• **Required work**: From the entries below, work out the number of lines that hold the word "adysunventures", and give that number alone.

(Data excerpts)
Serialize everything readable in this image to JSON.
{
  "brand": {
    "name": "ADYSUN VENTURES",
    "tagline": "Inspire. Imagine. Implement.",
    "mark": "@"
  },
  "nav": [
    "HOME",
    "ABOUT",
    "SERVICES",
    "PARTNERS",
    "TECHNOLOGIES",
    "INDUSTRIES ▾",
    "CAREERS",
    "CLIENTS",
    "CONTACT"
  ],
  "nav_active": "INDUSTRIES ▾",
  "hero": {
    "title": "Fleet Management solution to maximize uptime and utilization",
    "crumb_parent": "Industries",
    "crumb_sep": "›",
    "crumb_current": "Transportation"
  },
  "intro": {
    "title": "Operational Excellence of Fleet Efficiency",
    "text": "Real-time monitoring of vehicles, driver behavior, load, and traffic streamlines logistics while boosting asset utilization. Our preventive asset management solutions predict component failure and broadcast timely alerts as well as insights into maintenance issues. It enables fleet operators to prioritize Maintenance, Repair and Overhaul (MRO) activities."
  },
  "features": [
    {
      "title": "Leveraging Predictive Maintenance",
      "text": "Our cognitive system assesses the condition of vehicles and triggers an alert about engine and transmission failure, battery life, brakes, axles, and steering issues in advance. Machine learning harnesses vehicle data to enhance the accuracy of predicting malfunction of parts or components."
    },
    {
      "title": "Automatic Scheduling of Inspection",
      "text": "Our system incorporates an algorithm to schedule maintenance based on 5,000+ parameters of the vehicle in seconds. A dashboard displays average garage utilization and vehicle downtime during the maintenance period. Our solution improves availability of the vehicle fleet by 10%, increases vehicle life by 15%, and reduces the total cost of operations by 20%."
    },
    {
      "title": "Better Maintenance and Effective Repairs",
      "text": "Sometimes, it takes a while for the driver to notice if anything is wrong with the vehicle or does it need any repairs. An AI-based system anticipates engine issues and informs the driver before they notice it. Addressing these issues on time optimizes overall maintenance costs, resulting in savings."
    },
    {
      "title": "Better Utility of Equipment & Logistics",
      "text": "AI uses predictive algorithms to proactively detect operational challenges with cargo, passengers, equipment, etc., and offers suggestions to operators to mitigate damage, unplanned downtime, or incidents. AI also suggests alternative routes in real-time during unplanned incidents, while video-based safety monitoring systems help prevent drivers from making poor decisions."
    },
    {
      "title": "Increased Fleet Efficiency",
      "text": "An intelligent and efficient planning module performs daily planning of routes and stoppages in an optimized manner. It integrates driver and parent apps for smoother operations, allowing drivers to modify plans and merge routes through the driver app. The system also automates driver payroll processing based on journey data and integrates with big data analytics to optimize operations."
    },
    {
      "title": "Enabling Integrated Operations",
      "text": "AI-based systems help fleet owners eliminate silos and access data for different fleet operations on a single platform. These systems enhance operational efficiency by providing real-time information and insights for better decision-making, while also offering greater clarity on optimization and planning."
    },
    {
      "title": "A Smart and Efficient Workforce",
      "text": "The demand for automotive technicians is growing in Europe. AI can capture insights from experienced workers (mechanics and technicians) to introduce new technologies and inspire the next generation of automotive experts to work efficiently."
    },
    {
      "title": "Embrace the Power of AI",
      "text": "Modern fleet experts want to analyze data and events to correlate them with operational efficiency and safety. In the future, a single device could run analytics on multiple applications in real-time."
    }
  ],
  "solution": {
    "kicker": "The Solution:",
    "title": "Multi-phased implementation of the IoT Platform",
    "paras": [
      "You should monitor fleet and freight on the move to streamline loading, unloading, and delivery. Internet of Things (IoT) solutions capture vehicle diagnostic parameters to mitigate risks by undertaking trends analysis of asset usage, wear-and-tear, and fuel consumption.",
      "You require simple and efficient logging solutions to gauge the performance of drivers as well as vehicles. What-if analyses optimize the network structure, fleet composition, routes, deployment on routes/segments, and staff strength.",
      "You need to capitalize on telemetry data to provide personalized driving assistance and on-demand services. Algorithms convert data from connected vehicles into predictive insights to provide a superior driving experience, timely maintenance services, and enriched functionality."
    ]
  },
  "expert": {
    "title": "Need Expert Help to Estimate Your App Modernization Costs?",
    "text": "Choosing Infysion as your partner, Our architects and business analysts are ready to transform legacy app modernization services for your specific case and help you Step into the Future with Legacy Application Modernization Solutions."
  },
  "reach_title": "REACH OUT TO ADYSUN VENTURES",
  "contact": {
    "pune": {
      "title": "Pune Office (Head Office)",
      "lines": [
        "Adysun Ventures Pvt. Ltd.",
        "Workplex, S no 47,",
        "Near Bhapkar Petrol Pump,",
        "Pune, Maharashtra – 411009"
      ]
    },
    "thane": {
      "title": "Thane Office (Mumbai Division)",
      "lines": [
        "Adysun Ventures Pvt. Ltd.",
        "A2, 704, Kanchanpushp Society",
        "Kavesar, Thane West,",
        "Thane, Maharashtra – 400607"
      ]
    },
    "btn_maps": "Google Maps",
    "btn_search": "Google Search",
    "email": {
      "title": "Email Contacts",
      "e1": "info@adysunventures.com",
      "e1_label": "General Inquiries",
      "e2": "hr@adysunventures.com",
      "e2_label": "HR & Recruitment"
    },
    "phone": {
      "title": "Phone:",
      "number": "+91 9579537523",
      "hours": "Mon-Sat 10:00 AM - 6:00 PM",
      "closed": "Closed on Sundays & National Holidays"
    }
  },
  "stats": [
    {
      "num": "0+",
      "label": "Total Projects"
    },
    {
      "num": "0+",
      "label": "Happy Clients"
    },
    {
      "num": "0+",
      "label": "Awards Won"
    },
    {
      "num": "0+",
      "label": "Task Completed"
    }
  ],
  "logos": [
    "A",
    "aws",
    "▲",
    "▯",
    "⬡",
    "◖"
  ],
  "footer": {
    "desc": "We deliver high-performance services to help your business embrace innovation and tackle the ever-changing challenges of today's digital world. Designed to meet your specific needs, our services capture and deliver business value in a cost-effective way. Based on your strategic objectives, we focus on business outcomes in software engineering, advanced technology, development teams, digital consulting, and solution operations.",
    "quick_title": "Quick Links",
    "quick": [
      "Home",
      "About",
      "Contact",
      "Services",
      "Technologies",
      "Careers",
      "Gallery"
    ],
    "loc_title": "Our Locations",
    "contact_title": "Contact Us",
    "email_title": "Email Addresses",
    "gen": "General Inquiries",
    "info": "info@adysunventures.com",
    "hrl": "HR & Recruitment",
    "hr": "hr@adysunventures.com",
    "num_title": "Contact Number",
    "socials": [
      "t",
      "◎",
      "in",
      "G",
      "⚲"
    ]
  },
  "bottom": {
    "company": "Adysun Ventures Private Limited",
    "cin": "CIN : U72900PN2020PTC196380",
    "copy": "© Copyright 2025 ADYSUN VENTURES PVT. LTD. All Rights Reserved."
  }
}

• **Completed task**: 4